[Excerpts from an interface dataset]
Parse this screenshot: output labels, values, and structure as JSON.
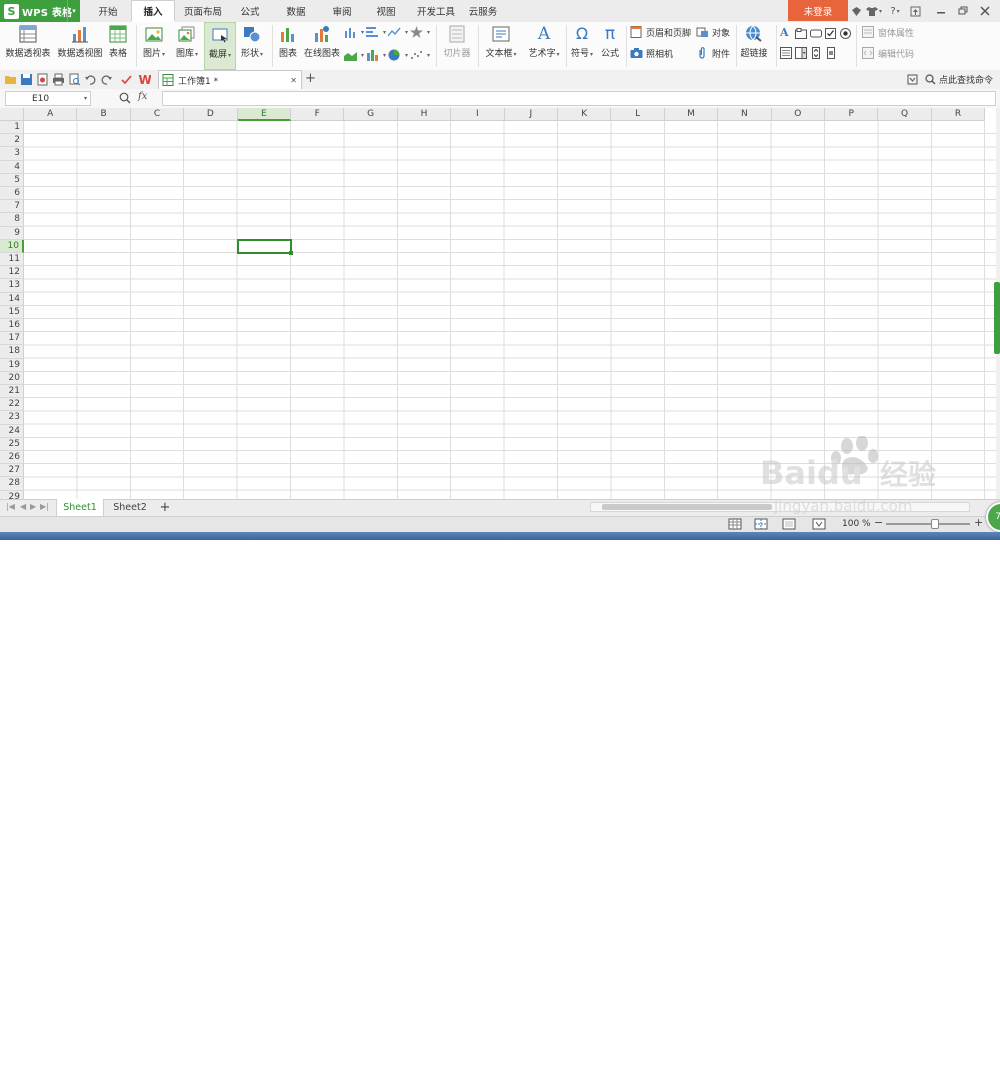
{
  "app": {
    "logo_letter": "S",
    "name": "WPS 表格",
    "logo_dropdown": "▾"
  },
  "tabs": [
    "开始",
    "插入",
    "页面布局",
    "公式",
    "数据",
    "审阅",
    "视图",
    "开发工具",
    "云服务"
  ],
  "active_tab": "插入",
  "login_label": "未登录",
  "title_icons": {
    "help": "?",
    "caret": "▾"
  },
  "ribbon": {
    "pivot_table": "数据透视表",
    "pivot_chart": "数据透视图",
    "table": "表格",
    "picture": "图片",
    "gallery": "图库",
    "screenshot": "截屏",
    "shapes": "形状",
    "chart": "图表",
    "online_chart": "在线图表",
    "slicer": "切片器",
    "textbox": "文本框",
    "wordart": "艺术字",
    "wordart_glyph": "A",
    "symbol": "符号",
    "symbol_glyph": "Ω",
    "formula": "公式",
    "formula_glyph": "π",
    "header_footer": "页眉和页脚",
    "object": "对象",
    "camera": "照相机",
    "attachment": "附件",
    "hyperlink": "超链接",
    "form_glyph": "A",
    "control_props": "窗体属性",
    "edit_code": "编辑代码"
  },
  "document_tab": {
    "title": "工作簿1 *",
    "close": "✕",
    "new_tab": "+"
  },
  "search_command": "点此查找命令",
  "name_box": "E10",
  "formula_fx": "fx",
  "columns": [
    "A",
    "B",
    "C",
    "D",
    "E",
    "F",
    "G",
    "H",
    "I",
    "J",
    "K",
    "L",
    "M",
    "N",
    "O",
    "P",
    "Q",
    "R"
  ],
  "rows": [
    "1",
    "2",
    "3",
    "4",
    "5",
    "6",
    "7",
    "8",
    "9",
    "10",
    "11",
    "12",
    "13",
    "14",
    "15",
    "16",
    "17",
    "18",
    "19",
    "20",
    "21",
    "22",
    "23",
    "24",
    "25",
    "26",
    "27",
    "28",
    "29"
  ],
  "active_cell": {
    "col": "E",
    "row": "10"
  },
  "sheets": [
    "Sheet1",
    "Sheet2"
  ],
  "active_sheet": "Sheet1",
  "add_sheet": "+",
  "nav_arrows": [
    "|◀",
    "◀",
    "▶",
    "▶|"
  ],
  "zoom": {
    "label": "100 %",
    "minus": "−",
    "plus": "+",
    "level_percent": 100
  },
  "help_badge": "73",
  "watermark": {
    "brand": "Baidu",
    "sub": "经验",
    "url": "jingyan.baidu.com"
  }
}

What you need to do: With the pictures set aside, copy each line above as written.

Output for this task:
Parse this screenshot: output labels, values, and structure as JSON.
{
  "app": {
    "logo_letter": "S",
    "name": "WPS 表格",
    "logo_dropdown": "▾"
  },
  "tabs": [
    "开始",
    "插入",
    "页面布局",
    "公式",
    "数据",
    "审阅",
    "视图",
    "开发工具",
    "云服务"
  ],
  "active_tab": "插入",
  "login_label": "未登录",
  "title_icons": {
    "help": "?",
    "caret": "▾"
  },
  "ribbon": {
    "pivot_table": "数据透视表",
    "pivot_chart": "数据透视图",
    "table": "表格",
    "picture": "图片",
    "gallery": "图库",
    "screenshot": "截屏",
    "shapes": "形状",
    "chart": "图表",
    "online_chart": "在线图表",
    "slicer": "切片器",
    "textbox": "文本框",
    "wordart": "艺术字",
    "wordart_glyph": "A",
    "symbol": "符号",
    "symbol_glyph": "Ω",
    "formula": "公式",
    "formula_glyph": "π",
    "header_footer": "页眉和页脚",
    "object": "对象",
    "camera": "照相机",
    "attachment": "附件",
    "hyperlink": "超链接",
    "form_glyph": "A",
    "control_props": "窗体属性",
    "edit_code": "编辑代码"
  },
  "document_tab": {
    "title": "工作簿1 *",
    "close": "✕",
    "new_tab": "+"
  },
  "search_command": "点此查找命令",
  "name_box": "E10",
  "formula_fx": "fx",
  "columns": [
    "A",
    "B",
    "C",
    "D",
    "E",
    "F",
    "G",
    "H",
    "I",
    "J",
    "K",
    "L",
    "M",
    "N",
    "O",
    "P",
    "Q",
    "R"
  ],
  "rows": [
    "1",
    "2",
    "3",
    "4",
    "5",
    "6",
    "7",
    "8",
    "9",
    "10",
    "11",
    "12",
    "13",
    "14",
    "15",
    "16",
    "17",
    "18",
    "19",
    "20",
    "21",
    "22",
    "23",
    "24",
    "25",
    "26",
    "27",
    "28",
    "29"
  ],
  "active_cell": {
    "col": "E",
    "row": "10"
  },
  "sheets": [
    "Sheet1",
    "Sheet2"
  ],
  "active_sheet": "Sheet1",
  "add_sheet": "+",
  "nav_arrows": [
    "|◀",
    "◀",
    "▶",
    "▶|"
  ],
  "zoom": {
    "label": "100 %",
    "minus": "−",
    "plus": "+",
    "level_percent": 100
  },
  "help_badge": "73",
  "watermark": {
    "brand": "Baidu",
    "sub": "经验",
    "url": "jingyan.baidu.com"
  }
}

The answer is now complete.